(Records excerpted from a collection)
☆ ☆ ☆ ☆ ☆ ☆ ☆

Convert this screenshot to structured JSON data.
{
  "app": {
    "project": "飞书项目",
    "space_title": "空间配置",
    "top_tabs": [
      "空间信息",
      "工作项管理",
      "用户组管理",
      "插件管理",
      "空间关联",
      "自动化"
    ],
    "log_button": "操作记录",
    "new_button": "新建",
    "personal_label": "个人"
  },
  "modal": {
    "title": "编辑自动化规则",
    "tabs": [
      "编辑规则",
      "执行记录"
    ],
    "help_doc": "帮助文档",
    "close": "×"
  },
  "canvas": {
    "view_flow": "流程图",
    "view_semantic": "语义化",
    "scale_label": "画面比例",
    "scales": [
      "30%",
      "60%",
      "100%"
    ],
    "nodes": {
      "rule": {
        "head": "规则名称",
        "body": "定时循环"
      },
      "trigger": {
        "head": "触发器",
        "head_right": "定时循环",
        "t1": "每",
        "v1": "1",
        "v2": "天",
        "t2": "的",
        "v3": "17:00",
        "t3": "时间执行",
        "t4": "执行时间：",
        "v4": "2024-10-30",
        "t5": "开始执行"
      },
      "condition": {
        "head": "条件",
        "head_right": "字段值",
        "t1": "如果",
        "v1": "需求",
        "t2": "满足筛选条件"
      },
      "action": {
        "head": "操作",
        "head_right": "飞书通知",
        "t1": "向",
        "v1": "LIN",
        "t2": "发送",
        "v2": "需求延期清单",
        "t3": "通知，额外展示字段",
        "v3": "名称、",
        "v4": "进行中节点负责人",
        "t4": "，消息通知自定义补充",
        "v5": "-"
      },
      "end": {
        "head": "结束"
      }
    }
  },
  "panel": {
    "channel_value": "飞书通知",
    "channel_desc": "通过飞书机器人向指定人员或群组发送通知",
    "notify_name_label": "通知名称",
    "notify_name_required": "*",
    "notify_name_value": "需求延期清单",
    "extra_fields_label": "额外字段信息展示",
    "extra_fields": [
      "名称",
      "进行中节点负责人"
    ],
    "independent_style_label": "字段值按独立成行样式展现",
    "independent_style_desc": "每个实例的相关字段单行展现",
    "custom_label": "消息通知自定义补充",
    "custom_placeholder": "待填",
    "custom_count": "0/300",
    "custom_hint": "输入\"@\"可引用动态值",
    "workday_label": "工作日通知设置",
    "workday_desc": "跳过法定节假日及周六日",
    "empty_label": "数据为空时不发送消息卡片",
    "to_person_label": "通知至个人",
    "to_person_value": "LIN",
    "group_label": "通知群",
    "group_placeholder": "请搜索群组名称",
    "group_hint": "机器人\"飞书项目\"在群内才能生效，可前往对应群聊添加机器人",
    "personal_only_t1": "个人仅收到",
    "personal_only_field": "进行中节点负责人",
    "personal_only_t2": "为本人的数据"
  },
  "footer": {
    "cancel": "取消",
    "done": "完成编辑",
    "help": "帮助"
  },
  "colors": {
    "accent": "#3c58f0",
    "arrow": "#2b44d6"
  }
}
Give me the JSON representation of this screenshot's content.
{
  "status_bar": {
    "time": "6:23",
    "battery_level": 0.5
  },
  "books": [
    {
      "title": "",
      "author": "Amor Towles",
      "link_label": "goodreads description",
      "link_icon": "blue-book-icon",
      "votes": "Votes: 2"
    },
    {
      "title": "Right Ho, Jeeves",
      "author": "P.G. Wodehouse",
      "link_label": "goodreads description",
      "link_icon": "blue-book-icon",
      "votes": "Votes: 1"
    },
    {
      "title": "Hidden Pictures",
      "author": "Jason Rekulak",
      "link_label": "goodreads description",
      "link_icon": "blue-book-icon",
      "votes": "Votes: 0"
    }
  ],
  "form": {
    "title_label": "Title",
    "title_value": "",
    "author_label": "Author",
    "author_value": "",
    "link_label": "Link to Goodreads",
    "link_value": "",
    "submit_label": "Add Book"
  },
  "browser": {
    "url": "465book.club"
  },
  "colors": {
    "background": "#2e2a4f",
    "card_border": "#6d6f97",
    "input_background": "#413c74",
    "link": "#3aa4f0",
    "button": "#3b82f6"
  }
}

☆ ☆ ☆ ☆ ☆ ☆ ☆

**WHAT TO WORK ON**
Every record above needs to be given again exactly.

**YOUR SOLUTION**
Convert this screenshot to structured JSON data.
{
  "app": {
    "project": "飞书项目",
    "space_title": "空间配置",
    "top_tabs": [
      "空间信息",
      "工作项管理",
      "用户组管理",
      "插件管理",
      "空间关联",
      "自动化"
    ],
    "log_button": "操作记录",
    "new_button": "新建",
    "personal_label": "个人"
  },
  "modal": {
    "title": "编辑自动化规则",
    "tabs": [
      "编辑规则",
      "执行记录"
    ],
    "help_doc": "帮助文档",
    "close": "×"
  },
  "canvas": {
    "view_flow": "流程图",
    "view_semantic": "语义化",
    "scale_label": "画面比例",
    "scales": [
      "30%",
      "60%",
      "100%"
    ],
    "nodes": {
      "rule": {
        "head": "规则名称",
        "body": "定时循环"
      },
      "trigger": {
        "head": "触发器",
        "head_right": "定时循环",
        "t1": "每",
        "v1": "1",
        "v2": "天",
        "t2": "的",
        "v3": "17:00",
        "t3": "时间执行",
        "t4": "执行时间：",
        "v4": "2024-10-30",
        "t5": "开始执行"
      },
      "condition": {
        "head": "条件",
        "head_right": "字段值",
        "t1": "如果",
        "v1": "需求",
        "t2": "满足筛选条件"
      },
      "action": {
        "head": "操作",
        "head_right": "飞书通知",
        "t1": "向",
        "v1": "LIN",
        "t2": "发送",
        "v2": "需求延期清单",
        "t3": "通知，额外展示字段",
        "v3": "名称、",
        "v4": "进行中节点负责人",
        "t4": "，消息通知自定义补充",
        "v5": "-"
      },
      "end": {
        "head": "结束"
      }
    }
  },
  "panel": {
    "channel_value": "飞书通知",
    "channel_desc": "通过飞书机器人向指定人员或群组发送通知",
    "notify_name_label": "通知名称",
    "notify_name_required": "*",
    "notify_name_value": "需求延期清单",
    "extra_fields_label": "额外字段信息展示",
    "extra_fields": [
      "名称",
      "进行中节点负责人"
    ],
    "independent_style_label": "字段值按独立成行样式展现",
    "independent_style_desc": "每个实例的相关字段单行展现",
    "custom_label": "消息通知自定义补充",
    "custom_placeholder": "待填",
    "custom_count": "0/300",
    "custom_hint": "输入\"@\"可引用动态值",
    "workday_label": "工作日通知设置",
    "workday_desc": "跳过法定节假日及周六日",
    "empty_label": "数据为空时不发送消息卡片",
    "to_person_label": "通知至个人",
    "to_person_value": "LIN",
    "group_label": "通知群",
    "group_placeholder": "请搜索群组名称",
    "group_hint": "机器人\"飞书项目\"在群内才能生效，可前往对应群聊添加机器人",
    "personal_only_t1": "个人仅收到",
    "personal_only_field": "进行中节点负责人",
    "personal_only_t2": "为本人的数据"
  },
  "footer": {
    "cancel": "取消",
    "done": "完成编辑",
    "help": "帮助"
  },
  "colors": {
    "accent": "#3c58f0",
    "arrow": "#2b44d6"
  }
}
Give me the JSON representation of this screenshot's content.
{
  "status_bar": {
    "time": "6:23",
    "battery_level": 0.5
  },
  "books": [
    {
      "title": "",
      "author": "Amor Towles",
      "link_label": "goodreads description",
      "link_icon": "blue-book-icon",
      "votes": "Votes: 2"
    },
    {
      "title": "Right Ho, Jeeves",
      "author": "P.G. Wodehouse",
      "link_label": "goodreads description",
      "link_icon": "blue-book-icon",
      "votes": "Votes: 1"
    },
    {
      "title": "Hidden Pictures",
      "author": "Jason Rekulak",
      "link_label": "goodreads description",
      "link_icon": "blue-book-icon",
      "votes": "Votes: 0"
    }
  ],
  "form": {
    "title_label": "Title",
    "title_value": "",
    "author_label": "Author",
    "author_value": "",
    "link_label": "Link to Goodreads",
    "link_value": "",
    "submit_label": "Add Book"
  },
  "browser": {
    "url": "465book.club"
  },
  "colors": {
    "background": "#2e2a4f",
    "card_border": "#6d6f97",
    "input_background": "#413c74",
    "link": "#3aa4f0",
    "button": "#3b82f6"
  }
}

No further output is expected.